* **Task directions**
Could you set down every entry below exactly as it is?

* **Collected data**
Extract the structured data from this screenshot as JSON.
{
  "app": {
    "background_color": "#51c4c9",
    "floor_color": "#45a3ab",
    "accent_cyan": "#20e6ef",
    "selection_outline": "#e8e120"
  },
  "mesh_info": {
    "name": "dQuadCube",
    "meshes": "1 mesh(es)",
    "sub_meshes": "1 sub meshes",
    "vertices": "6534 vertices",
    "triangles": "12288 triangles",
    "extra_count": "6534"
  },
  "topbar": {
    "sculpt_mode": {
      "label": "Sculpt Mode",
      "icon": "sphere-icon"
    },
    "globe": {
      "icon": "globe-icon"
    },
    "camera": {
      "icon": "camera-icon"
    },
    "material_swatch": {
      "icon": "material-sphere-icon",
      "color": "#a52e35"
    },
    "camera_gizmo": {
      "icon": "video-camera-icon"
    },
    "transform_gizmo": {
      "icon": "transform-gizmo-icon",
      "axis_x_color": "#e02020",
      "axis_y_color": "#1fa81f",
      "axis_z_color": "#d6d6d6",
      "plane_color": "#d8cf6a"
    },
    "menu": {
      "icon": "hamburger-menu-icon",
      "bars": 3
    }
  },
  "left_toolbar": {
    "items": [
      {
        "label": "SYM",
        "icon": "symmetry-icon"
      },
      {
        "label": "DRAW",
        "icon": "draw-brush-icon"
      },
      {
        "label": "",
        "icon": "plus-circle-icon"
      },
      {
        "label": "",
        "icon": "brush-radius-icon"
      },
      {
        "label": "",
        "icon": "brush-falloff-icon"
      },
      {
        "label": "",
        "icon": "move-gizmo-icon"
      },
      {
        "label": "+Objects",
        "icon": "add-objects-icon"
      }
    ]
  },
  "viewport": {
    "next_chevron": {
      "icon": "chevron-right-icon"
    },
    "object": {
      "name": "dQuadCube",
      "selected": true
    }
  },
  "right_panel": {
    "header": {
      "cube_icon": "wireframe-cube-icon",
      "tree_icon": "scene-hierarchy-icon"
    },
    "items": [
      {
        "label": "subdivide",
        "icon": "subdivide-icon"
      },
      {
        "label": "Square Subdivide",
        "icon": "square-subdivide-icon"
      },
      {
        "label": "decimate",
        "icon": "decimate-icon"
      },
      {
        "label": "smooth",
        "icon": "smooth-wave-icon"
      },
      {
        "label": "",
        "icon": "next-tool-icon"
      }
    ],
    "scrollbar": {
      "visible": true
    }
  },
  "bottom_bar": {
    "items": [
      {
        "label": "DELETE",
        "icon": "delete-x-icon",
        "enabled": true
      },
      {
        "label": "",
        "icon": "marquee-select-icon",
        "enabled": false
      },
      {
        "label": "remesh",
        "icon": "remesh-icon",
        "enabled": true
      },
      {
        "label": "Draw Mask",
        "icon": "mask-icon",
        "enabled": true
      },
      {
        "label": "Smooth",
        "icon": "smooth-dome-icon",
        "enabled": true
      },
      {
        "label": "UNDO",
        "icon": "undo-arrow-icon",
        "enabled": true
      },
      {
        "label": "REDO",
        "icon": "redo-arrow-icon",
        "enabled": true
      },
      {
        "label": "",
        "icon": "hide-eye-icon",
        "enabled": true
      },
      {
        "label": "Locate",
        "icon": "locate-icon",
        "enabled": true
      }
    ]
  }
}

* **Response below**
Extract the structured data from this screenshot as JSON.
{
  "app": {
    "background_color": "#51c4c9",
    "floor_color": "#45a3ab",
    "accent_cyan": "#20e6ef",
    "selection_outline": "#e8e120"
  },
  "mesh_info": {
    "name": "dQuadCube",
    "meshes": "1 mesh(es)",
    "sub_meshes": "1 sub meshes",
    "vertices": "6534 vertices",
    "triangles": "12288 triangles",
    "extra_count": "6534"
  },
  "topbar": {
    "sculpt_mode": {
      "label": "Sculpt Mode",
      "icon": "sphere-icon"
    },
    "globe": {
      "icon": "globe-icon"
    },
    "camera": {
      "icon": "camera-icon"
    },
    "material_swatch": {
      "icon": "material-sphere-icon",
      "color": "#a52e35"
    },
    "camera_gizmo": {
      "icon": "video-camera-icon"
    },
    "transform_gizmo": {
      "icon": "transform-gizmo-icon",
      "axis_x_color": "#e02020",
      "axis_y_color": "#1fa81f",
      "axis_z_color": "#d6d6d6",
      "plane_color": "#d8cf6a"
    },
    "menu": {
      "icon": "hamburger-menu-icon",
      "bars": 3
    }
  },
  "left_toolbar": {
    "items": [
      {
        "label": "SYM",
        "icon": "symmetry-icon"
      },
      {
        "label": "DRAW",
        "icon": "draw-brush-icon"
      },
      {
        "label": "",
        "icon": "plus-circle-icon"
      },
      {
        "label": "",
        "icon": "brush-radius-icon"
      },
      {
        "label": "",
        "icon": "brush-falloff-icon"
      },
      {
        "label": "",
        "icon": "move-gizmo-icon"
      },
      {
        "label": "+Objects",
        "icon": "add-objects-icon"
      }
    ]
  },
  "viewport": {
    "next_chevron": {
      "icon": "chevron-right-icon"
    },
    "object": {
      "name": "dQuadCube",
      "selected": true
    }
  },
  "right_panel": {
    "header": {
      "cube_icon": "wireframe-cube-icon",
      "tree_icon": "scene-hierarchy-icon"
    },
    "items": [
      {
        "label": "subdivide",
        "icon": "subdivide-icon"
      },
      {
        "label": "Square Subdivide",
        "icon": "square-subdivide-icon"
      },
      {
        "label": "decimate",
        "icon": "decimate-icon"
      },
      {
        "label": "smooth",
        "icon": "smooth-wave-icon"
      },
      {
        "label": "",
        "icon": "next-tool-icon"
      }
    ],
    "scrollbar": {
      "visible": true
    }
  },
  "bottom_bar": {
    "items": [
      {
        "label": "DELETE",
        "icon": "delete-x-icon",
        "enabled": true
      },
      {
        "label": "",
        "icon": "marquee-select-icon",
        "enabled": false
      },
      {
        "label": "remesh",
        "icon": "remesh-icon",
        "enabled": true
      },
      {
        "label": "Draw Mask",
        "icon": "mask-icon",
        "enabled": true
      },
      {
        "label": "Smooth",
        "icon": "smooth-dome-icon",
        "enabled": true
      },
      {
        "label": "UNDO",
        "icon": "undo-arrow-icon",
        "enabled": true
      },
      {
        "label": "REDO",
        "icon": "redo-arrow-icon",
        "enabled": true
      },
      {
        "label": "",
        "icon": "hide-eye-icon",
        "enabled": true
      },
      {
        "label": "Locate",
        "icon": "locate-icon",
        "enabled": true
      }
    ]
  }
}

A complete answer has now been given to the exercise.